It's a bold concept: a small company in the huge aerospace industry comes up with the idea of shunning the big-plane concept and instead designing small ones to operate as air taxis and enable air transportation for the masses. And the main ingredient pushing the concept to reality is the product lifecycle management (PLM) software they use.
In actuality, the concept isn't novel at all. Look at the beginning of the automotive industry, which provided affordable cars for the masses. "We're looking to reinvent the equation from Henry Ford," says Oliver Masefield, senior vice president of engineering at Eclipse Aviation.
Eclipse Aviation is the small company behind the yellow-cab concept in the sky (see DN 09.17.2001, p47; http://rbi.ims.ca/3850-522). With about 250 employees (about half in engineering), the company has already developed the Eclipse 500 jet, currently in testing phase. And according to the company, the six-seat, twin-turbofan jet costs less than most used turboprops. "Our goal for the Eclipse 500 is to be so economical in its operation that it allows an air taxi type of operation to exist with a cost of transportation similar to full-fare aircraft," Masefield says.
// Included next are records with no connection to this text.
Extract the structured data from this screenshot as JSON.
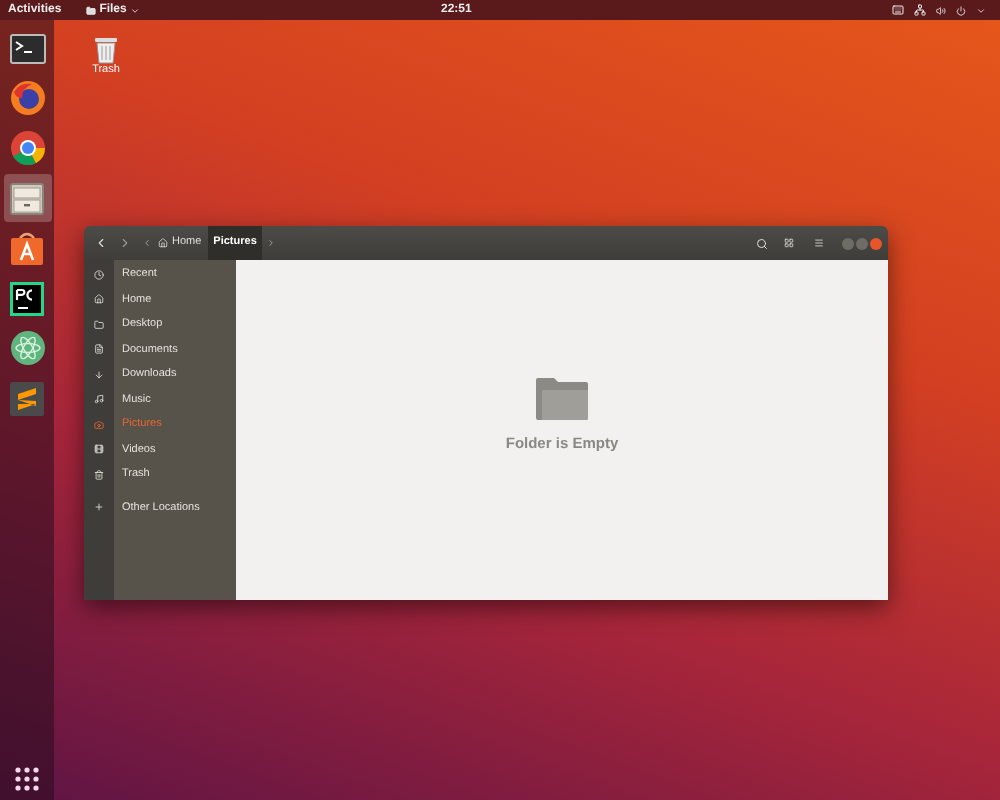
{
  "top_bar": {
    "activities": "Activities",
    "app_menu": "Files",
    "clock": "22:51"
  },
  "dock": {
    "items": [
      {
        "kind": "terminal",
        "selected": false
      },
      {
        "kind": "firefox",
        "selected": false
      },
      {
        "kind": "chrome",
        "selected": false
      },
      {
        "kind": "files",
        "selected": true
      },
      {
        "kind": "store",
        "selected": false
      },
      {
        "kind": "pycharm",
        "selected": false
      },
      {
        "kind": "atom",
        "selected": false
      },
      {
        "kind": "sublime",
        "selected": false
      }
    ]
  },
  "desktop_icons": [
    {
      "label": "Trash"
    }
  ],
  "window": {
    "path": [
      {
        "label": "Home",
        "kind": "home",
        "selected": false
      },
      {
        "label": "Pictures",
        "kind": "folder",
        "selected": true
      }
    ],
    "sidebar": {
      "items": [
        {
          "label": "Recent",
          "kind": "recent",
          "selected": false
        },
        {
          "label": "Home",
          "kind": "home",
          "selected": false
        },
        {
          "label": "Desktop",
          "kind": "desktop",
          "selected": false
        },
        {
          "label": "Documents",
          "kind": "documents",
          "selected": false
        },
        {
          "label": "Downloads",
          "kind": "downloads",
          "selected": false
        },
        {
          "label": "Music",
          "kind": "music",
          "selected": false
        },
        {
          "label": "Pictures",
          "kind": "pictures",
          "selected": true
        },
        {
          "label": "Videos",
          "kind": "videos",
          "selected": false
        },
        {
          "label": "Trash",
          "kind": "trash",
          "selected": false
        },
        {
          "label": "Other Locations",
          "kind": "other",
          "selected": false
        }
      ]
    },
    "empty_message": "Folder is Empty"
  }
}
While consumers will decide if there's a need or want for these air taxis, Eclipse Aviation is doing their part of fulfilling the goal—they're making the inexpensive aircraft, and they're doing it efficiently (and optimistically), should the demand be greater than most small companies can handle. "It's a very economical proposition for jet owners," Masefield adds. "It's also part of the main reason we use the PLM tools we use in development."
These PLM tools are sets of technologies that incorporate design, simulation and testing information, procurement and logistics documentation, manufacturing data, and customer relationship management/ sales data, all within the umbrella of an information architecture system. Eclipse Aviation uses Teamcenter PLM software from UGS PLM Solutions, which they chose based on the company's leadership in CAD systems as well. "There's a lot of power in having the same provider of both the CAD and PLM program," Masefield explains. Eclipse Aviation did use a different company's PLM program originally, but found that it did not provide the necessary interaction with the CAD system.
The integration of PLM has also meant the elimination of the company's former daily "fly-through" meetings in which coworkers would discuss changes they had made to designs. Teamcenter's Repeatable Digital Validation (RDV) solution is the key behind the seamless operation powering the Eclipse 500. "RDV is made up of consolidated changes, configurations management, and spatial searches," says Paul Sicking, one of the key developers of RDV at UGS PLM Solutions. Through RDV, iterations made to the jet's individual components automatically update the entire design, not just the component, in real-time—a feature that Mase-field finds valuable. "In design, you don't know what other people are doing," he says. "You could lose massive amounts of productive time if two people change the design at the same time." Users may validate and make design changes in a multi-CAD digital mockup environment, which will automatically update.
The behind-the-scenes parts collaboration also enables Eclipse Aviation's designers to take advantage of Teamcenter's spatial searches, which finds the exact information or component a user is looking for, and cuts down on wasted search time. Generally, the greater the assembly size or number of components, the more time it takes to do a spatial search with traditional digital mockups; RDV, according to UGS PLM Solutions, requires the same minimal amount of time regardless of the number of components. With RDV, each designer does not have to create his own background data, which could lead to more errors. The real-time process goes beyond the physical and digital mockups that are generally more expensive and not up-to-date. RDV also enables users to access the PDM, CAD, and enterprise systems.
PLM often gets generalized as being useful to large companies only. Masefield scoffs at the notion. "The advantage of PLM for all companies is to allow for faster time-to-market," he says. "The investment in systems like this is pretty substantial, but the investment recovers itself admirably if you can accelerate the program and make the designs more robust through simulations."
Of course, it should come as no surprise that this engineer for a small company would support the use of stereotypically large-company software. Eclipse Aviation is also convinced they can provide a viable air transportation alternative for people unwilling to commit to a traditional airline's schedule and location. Already, more than 2,000 orders have been placed for the aircraft, which is scheduled to be commercially available in early 2006. "More than any startup company," Masefield proudly points out.
Other aerospace companies are also finding the value of working in a PLM program's virtual environment. While Boeing's name is often associated with large airplanes, the company is using Dassault Systemes' V5 PLM platform to develop its new mid-size plane, the 7E7, due in production in 2006. Both Boeing and Dassault Systemes' solutions (CATIA, DELMIA, ENOVIA, and SMARTEAM) have jointly formed the 7E7 Global Collaboration Environment (GCE) to design, build, and test the plane and its manufacturing process in a digital environment before production begins.
Fast Track: Teamcenter's Repeatable
Digital Validation enables users in production to go from weeks to
minutes, from physical and static to digital and dynamic, and from
concurrent to collaborative